Data records for software interfaces:
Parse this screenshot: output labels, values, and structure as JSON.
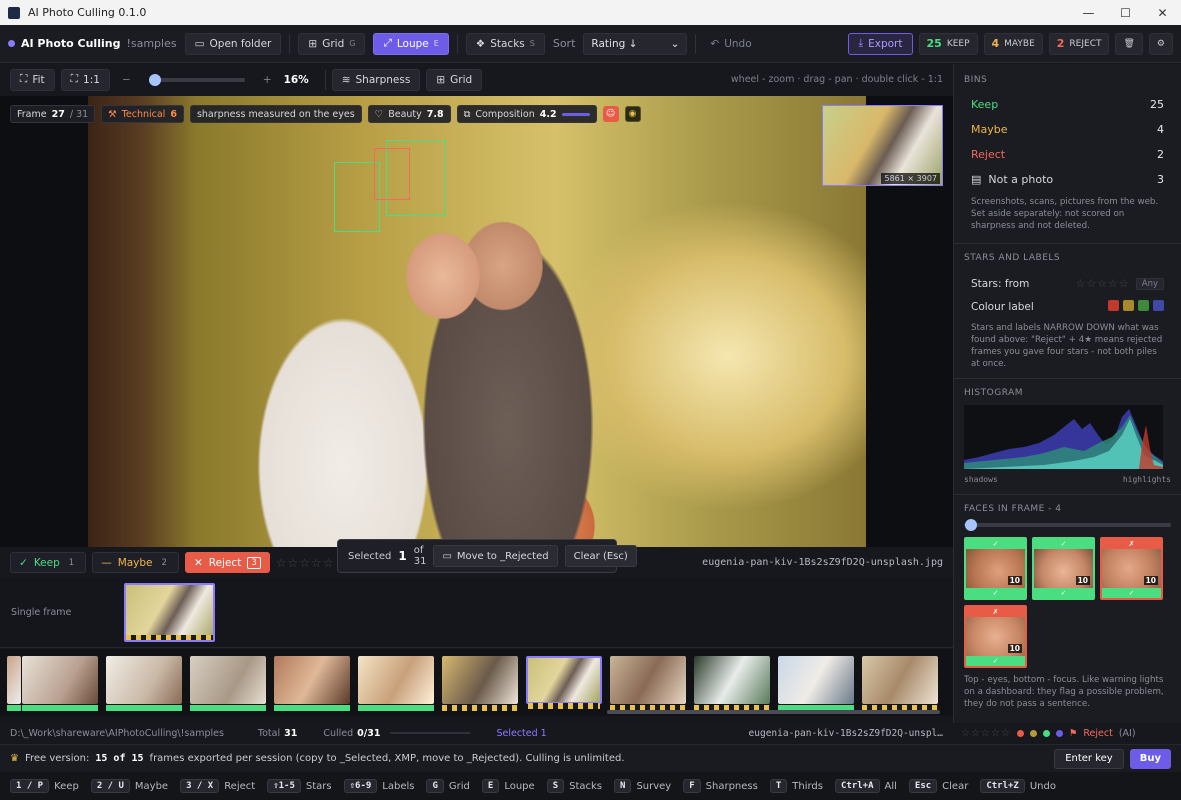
{
  "window": {
    "title": "AI Photo Culling 0.1.0",
    "min": "—",
    "max": "☐",
    "close": "✕"
  },
  "toolbar": {
    "brand": "AI Photo Culling",
    "folder": "!samples",
    "open_folder": "Open folder",
    "grid": "Grid",
    "grid_key": "G",
    "loupe": "Loupe",
    "loupe_key": "E",
    "stacks": "Stacks",
    "stacks_key": "S",
    "sort_label": "Sort",
    "sort_value": "Rating ↓",
    "undo": "Undo",
    "export": "Export",
    "keep_count": "25",
    "keep_label": "KEEP",
    "maybe_count": "4",
    "maybe_label": "MAYBE",
    "reject_count": "2",
    "reject_label": "REJECT"
  },
  "viewbar": {
    "fit": "Fit",
    "one_to_one": "1:1",
    "zoom_minus": "−",
    "zoom_plus": "+",
    "zoom": "16%",
    "zoom_fraction": 0.0,
    "sharpness": "Sharpness",
    "grid": "Grid",
    "hint": "wheel - zoom · drag - pan · double click - 1:1"
  },
  "overlay": {
    "frame_label": "Frame",
    "frame_num": "27",
    "frame_total": "/ 31",
    "technical_label": "Technical",
    "technical_value": "6",
    "sharp_note": "sharpness measured on the eyes",
    "beauty_label": "Beauty",
    "beauty_value": "7.8",
    "composition_label": "Composition",
    "composition_value": "4.2",
    "image_size": "5861 × 3907"
  },
  "actions": {
    "keep": "Keep",
    "keep_n": "1",
    "maybe": "Maybe",
    "maybe_n": "2",
    "reject": "Reject",
    "reject_n": "3",
    "stars": "☆☆☆☆☆",
    "filename": "eugenia-pan-kiv-1Bs2sZ9fD2Q-unsplash.jpg"
  },
  "selection": {
    "selected_label": "Selected",
    "selected_num": "1",
    "of_total": "of 31",
    "move": "Move to _Rejected",
    "clear": "Clear (Esc)"
  },
  "single": {
    "label": "Single frame"
  },
  "status": {
    "path": "D:\\_Work\\shareware\\AIPhotoCulling\\!samples",
    "total_label": "Total",
    "total": "31",
    "culled_label": "Culled",
    "culled": "0/31",
    "selected": "Selected 1",
    "file": "eugenia-pan-kiv-1Bs2sZ9fD2Q-unspl…",
    "reject_tag": "Reject",
    "reject_ai": "(AI)"
  },
  "freebar": {
    "text_a": "Free version:",
    "quota": "15 of 15",
    "text_b": "frames exported per session (copy to _Selected, XMP, move to _Rejected). Culling is unlimited.",
    "enter_key": "Enter key",
    "buy": "Buy"
  },
  "shortcuts": [
    {
      "key": "1 / P",
      "label": "Keep"
    },
    {
      "key": "2 / U",
      "label": "Maybe"
    },
    {
      "key": "3 / X",
      "label": "Reject"
    },
    {
      "key": "⇧1-5",
      "label": "Stars"
    },
    {
      "key": "⇧6-9",
      "label": "Labels"
    },
    {
      "key": "G",
      "label": "Grid"
    },
    {
      "key": "E",
      "label": "Loupe"
    },
    {
      "key": "S",
      "label": "Stacks"
    },
    {
      "key": "N",
      "label": "Survey"
    },
    {
      "key": "F",
      "label": "Sharpness"
    },
    {
      "key": "T",
      "label": "Thirds"
    },
    {
      "key": "Ctrl+A",
      "label": "All"
    },
    {
      "key": "Esc",
      "label": "Clear"
    },
    {
      "key": "Ctrl+Z",
      "label": "Undo"
    }
  ],
  "panel": {
    "bins_title": "BINS",
    "bins": [
      {
        "label": "Keep",
        "count": "25",
        "color": "#4ade80"
      },
      {
        "label": "Maybe",
        "count": "4",
        "color": "#f0b54a"
      },
      {
        "label": "Reject",
        "count": "2",
        "color": "#f26b5b"
      }
    ],
    "not_photo": "Not a photo",
    "not_photo_count": "3",
    "not_photo_desc": "Screenshots, scans, pictures from the web. Set aside separately: not scored on sharpness and not deleted.",
    "stars_title": "STARS AND LABELS",
    "stars_from": "Stars: from",
    "stars_any": "Any",
    "colour_label": "Colour label",
    "stars_desc": "Stars and labels NARROW DOWN what was found above: \"Reject\" + 4★ means rejected frames you gave four stars - not both piles at once.",
    "histogram_title": "HISTOGRAM",
    "shadows": "shadows",
    "highlights": "highlights",
    "faces_title": "FACES IN FRAME - 4",
    "faces": [
      {
        "top": "✓",
        "bottom": "✓",
        "score": "10",
        "state": "keep"
      },
      {
        "top": "✓",
        "bottom": "✓",
        "score": "10",
        "state": "keep"
      },
      {
        "top": "✗",
        "bottom": "✓",
        "score": "10",
        "state": "reject"
      },
      {
        "top": "✗",
        "bottom": "✓",
        "score": "10",
        "state": "reject"
      }
    ],
    "faces_desc": "Top - eyes, bottom - focus. Like warning lights on a dashboard: they flag a possible problem, they do not pass a sentence."
  },
  "colors": {
    "accent": "#6c5ce7",
    "keep": "#4ade80",
    "maybe": "#f0b54a",
    "reject": "#e85b47"
  }
}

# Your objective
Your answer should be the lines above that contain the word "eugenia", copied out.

# Expected answer
    "filename": "eugenia-pan-kiv-1Bs2sZ9fD2Q-unsplash.jpg"
    "file": "eugenia-pan-kiv-1Bs2sZ9fD2Q-unspl…",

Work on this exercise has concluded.